Shooter is also unequivocally at the top of the official Tour Sauce power rankings based on his bad-ass “shooter” celebration, his swagger oozing post-round interviews that Patrick Reed undoubtedly studies for inspiration, and his penchant for ripping stogies while cashing oversize victory checks. Shooter sports lacy sweater-vests over Tom Ashworth polos on Sundays. Enough said.
1. Roy McAvoy, Tin Cup
As much as I enjoyed the Andrew Landry underdog story in this year’s US Open, his story pales in comparison to Tin Cup’s US Open run.
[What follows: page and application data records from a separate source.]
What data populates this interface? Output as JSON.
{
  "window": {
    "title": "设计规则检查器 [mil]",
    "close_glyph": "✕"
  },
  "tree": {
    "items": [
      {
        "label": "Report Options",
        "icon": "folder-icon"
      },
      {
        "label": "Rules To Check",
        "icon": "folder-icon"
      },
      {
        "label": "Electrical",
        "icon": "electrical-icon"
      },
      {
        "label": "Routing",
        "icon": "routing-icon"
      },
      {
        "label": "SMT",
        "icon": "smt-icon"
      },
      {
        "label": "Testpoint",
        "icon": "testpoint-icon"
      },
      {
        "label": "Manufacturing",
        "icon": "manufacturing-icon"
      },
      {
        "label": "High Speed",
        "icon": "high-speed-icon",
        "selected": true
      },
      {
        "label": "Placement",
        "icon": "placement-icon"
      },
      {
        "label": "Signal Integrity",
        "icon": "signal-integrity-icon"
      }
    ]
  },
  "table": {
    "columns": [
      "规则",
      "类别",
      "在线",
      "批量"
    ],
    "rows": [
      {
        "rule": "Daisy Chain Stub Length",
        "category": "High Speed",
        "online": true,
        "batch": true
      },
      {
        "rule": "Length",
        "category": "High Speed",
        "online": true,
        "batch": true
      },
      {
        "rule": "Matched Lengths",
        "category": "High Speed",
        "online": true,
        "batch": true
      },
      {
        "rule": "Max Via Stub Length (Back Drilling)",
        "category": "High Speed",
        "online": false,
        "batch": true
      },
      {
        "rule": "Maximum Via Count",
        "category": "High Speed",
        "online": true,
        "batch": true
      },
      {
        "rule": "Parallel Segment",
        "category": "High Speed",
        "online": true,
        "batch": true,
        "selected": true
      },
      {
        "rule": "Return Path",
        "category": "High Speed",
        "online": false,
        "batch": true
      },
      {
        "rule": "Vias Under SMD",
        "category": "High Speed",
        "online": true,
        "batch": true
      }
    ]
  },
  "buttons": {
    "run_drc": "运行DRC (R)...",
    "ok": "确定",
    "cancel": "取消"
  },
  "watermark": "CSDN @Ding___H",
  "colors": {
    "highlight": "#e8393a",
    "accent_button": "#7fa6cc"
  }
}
If some guy ranked outside of the top 1500 who operates a shoddy driving range as his day job qualified for the 2016 US Open and shot 83-62 (also known as a “Reverse Camilo Villegas”) in the first 2 rounds, I might actually have passed out from excitement. At the same time, no one takes the No Laying Up creed more seriously than Roy McAvoy. He literally has “NLU ‘til I die” tattooed on his left butt cheek, and I heard that shortly after his US Open antics, he tried to run for Texas State Senate strictly on a No Laying Up platform. For that, he has our unwavering respect and admiration.
Alright, let the argument begin: what fictitious sticks did I leave out?